(Component data from apps and pages)
·····
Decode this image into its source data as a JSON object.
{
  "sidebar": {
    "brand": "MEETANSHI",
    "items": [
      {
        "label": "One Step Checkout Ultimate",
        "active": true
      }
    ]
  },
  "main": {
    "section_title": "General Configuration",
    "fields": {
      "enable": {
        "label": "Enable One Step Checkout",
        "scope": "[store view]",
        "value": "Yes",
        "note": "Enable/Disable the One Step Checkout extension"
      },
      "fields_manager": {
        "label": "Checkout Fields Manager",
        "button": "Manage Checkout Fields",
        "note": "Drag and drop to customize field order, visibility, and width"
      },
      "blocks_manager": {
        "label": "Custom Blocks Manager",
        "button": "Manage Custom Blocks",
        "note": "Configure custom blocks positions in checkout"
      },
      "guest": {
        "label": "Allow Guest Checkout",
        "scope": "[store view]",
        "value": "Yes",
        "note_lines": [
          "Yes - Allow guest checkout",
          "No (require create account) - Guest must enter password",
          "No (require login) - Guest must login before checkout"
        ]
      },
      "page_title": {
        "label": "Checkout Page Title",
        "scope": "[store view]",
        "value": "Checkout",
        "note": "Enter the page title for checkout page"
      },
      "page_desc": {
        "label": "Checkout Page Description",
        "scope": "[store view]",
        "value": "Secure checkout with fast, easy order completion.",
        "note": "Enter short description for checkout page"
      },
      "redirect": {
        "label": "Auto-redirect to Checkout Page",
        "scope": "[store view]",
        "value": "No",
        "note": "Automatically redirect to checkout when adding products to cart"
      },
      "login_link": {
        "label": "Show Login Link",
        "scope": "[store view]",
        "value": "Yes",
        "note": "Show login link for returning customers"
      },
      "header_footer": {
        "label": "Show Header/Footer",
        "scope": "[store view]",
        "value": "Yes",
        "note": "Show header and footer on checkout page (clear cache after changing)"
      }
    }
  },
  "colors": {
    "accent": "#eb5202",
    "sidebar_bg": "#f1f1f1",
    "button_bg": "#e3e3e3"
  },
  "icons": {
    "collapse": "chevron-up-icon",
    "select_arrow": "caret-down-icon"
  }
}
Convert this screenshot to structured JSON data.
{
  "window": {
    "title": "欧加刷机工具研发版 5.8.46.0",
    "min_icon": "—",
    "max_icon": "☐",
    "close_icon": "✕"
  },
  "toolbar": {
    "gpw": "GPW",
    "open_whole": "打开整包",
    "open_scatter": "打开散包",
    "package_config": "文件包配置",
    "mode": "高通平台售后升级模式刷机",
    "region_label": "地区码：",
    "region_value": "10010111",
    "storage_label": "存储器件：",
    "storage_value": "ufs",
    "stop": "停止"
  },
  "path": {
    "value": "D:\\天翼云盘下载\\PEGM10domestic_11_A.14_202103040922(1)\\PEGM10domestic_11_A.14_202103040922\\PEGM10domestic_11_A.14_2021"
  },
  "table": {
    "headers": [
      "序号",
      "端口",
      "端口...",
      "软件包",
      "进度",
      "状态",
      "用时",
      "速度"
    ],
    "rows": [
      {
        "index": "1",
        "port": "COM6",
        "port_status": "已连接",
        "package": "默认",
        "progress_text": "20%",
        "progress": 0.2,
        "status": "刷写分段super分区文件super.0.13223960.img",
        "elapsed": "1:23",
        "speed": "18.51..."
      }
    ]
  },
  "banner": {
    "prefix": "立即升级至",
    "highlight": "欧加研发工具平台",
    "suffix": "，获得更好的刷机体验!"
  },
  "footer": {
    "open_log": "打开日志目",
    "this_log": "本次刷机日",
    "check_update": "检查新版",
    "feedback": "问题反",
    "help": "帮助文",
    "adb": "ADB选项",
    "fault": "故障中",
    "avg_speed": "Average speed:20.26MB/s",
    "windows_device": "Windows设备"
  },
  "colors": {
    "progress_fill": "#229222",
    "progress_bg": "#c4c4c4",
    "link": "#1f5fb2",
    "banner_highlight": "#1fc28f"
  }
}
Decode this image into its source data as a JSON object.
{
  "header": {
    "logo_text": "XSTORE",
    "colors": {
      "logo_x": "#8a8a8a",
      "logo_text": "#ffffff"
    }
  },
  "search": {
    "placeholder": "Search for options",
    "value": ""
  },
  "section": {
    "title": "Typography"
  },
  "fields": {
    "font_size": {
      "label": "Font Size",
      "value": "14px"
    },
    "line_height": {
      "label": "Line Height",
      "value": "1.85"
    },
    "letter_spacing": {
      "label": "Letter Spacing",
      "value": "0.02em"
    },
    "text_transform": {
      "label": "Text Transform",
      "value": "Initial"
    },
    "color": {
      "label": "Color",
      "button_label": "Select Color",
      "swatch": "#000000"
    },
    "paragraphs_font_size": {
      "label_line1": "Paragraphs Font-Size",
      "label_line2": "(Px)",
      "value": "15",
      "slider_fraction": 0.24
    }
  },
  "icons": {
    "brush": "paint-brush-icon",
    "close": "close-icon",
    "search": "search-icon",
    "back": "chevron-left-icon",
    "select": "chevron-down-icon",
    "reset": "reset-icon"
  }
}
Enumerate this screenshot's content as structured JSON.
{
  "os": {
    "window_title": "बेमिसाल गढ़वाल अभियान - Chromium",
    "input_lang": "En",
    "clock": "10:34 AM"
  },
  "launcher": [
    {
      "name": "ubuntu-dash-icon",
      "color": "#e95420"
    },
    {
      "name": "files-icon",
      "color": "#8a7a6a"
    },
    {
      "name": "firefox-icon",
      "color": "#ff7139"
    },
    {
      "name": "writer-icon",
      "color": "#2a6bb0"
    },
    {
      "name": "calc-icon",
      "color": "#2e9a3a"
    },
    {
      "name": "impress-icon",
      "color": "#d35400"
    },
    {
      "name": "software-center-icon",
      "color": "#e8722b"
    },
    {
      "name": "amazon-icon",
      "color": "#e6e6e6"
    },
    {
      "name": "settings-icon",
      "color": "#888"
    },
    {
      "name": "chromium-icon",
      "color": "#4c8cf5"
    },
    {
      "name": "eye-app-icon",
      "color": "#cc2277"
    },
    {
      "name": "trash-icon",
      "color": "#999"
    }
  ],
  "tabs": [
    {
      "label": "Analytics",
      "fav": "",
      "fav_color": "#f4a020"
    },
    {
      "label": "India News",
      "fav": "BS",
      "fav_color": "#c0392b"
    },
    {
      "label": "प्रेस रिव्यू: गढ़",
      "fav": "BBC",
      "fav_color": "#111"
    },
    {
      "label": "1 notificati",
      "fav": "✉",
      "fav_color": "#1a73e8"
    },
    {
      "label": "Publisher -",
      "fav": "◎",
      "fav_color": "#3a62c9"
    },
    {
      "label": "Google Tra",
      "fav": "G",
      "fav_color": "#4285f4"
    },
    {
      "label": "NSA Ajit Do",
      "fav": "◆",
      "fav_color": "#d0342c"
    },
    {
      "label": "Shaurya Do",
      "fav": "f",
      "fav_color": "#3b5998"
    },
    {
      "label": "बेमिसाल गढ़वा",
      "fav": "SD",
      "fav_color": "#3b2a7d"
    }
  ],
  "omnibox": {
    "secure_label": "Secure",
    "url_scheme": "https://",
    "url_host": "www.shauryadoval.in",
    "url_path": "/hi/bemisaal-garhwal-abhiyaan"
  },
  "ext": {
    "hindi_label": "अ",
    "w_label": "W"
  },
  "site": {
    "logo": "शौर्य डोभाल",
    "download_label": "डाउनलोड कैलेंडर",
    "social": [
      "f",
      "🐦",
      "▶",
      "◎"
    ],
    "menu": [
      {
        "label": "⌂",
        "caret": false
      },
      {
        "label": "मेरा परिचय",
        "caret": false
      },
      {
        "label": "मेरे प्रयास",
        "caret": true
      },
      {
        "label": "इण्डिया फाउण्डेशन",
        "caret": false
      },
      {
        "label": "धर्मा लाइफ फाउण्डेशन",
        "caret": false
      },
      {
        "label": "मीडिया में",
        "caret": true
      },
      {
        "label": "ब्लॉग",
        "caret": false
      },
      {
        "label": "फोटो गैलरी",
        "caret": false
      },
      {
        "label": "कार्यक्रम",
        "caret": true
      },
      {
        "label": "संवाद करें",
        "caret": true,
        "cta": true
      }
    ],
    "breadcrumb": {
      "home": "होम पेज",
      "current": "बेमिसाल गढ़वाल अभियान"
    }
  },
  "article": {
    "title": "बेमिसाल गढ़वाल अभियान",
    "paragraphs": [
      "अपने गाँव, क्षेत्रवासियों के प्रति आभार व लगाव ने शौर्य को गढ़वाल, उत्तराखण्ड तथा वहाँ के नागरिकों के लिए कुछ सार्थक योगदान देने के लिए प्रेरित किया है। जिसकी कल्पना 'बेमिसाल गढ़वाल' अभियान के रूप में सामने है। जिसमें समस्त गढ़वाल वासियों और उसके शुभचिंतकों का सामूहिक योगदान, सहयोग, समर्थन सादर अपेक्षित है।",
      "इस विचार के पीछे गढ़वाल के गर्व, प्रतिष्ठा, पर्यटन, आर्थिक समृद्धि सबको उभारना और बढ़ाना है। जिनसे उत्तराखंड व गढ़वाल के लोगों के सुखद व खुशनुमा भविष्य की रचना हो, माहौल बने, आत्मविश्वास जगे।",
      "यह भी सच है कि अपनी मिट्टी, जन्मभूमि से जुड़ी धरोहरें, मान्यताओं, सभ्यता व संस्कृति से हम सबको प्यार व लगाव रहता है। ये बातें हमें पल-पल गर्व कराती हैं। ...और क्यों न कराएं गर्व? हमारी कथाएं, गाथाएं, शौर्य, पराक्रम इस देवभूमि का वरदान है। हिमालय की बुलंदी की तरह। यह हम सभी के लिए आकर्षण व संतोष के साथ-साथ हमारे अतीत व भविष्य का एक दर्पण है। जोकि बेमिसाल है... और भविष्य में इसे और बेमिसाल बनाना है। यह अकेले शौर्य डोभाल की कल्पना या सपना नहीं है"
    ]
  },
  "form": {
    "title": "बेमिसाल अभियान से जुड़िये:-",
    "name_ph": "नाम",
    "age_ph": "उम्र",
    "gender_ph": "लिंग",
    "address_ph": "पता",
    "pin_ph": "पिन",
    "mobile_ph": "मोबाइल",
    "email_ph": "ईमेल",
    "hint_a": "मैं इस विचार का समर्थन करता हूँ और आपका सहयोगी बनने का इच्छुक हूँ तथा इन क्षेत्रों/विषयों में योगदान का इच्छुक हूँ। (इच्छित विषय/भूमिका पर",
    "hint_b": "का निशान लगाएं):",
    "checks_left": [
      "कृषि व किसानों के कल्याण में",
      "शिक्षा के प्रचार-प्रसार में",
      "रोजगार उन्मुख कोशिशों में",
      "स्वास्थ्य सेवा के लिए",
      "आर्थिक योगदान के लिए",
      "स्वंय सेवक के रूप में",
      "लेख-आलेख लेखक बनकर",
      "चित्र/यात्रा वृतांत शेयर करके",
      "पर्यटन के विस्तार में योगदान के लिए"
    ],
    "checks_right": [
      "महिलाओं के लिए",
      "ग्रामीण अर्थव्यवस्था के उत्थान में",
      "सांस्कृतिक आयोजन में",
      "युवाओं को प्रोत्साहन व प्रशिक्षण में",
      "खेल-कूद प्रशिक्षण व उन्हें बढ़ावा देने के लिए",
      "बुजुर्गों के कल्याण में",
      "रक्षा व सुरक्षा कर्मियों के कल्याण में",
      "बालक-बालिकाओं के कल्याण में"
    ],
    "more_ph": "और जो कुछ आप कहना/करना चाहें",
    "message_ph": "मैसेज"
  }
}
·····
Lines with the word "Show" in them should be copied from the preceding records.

        "label": "Show Login Link",
        "note": "Show login link for returning customers"
        "label": "Show Header/Footer",
        "note": "Show header and footer on checkout page (clear cache after changing)"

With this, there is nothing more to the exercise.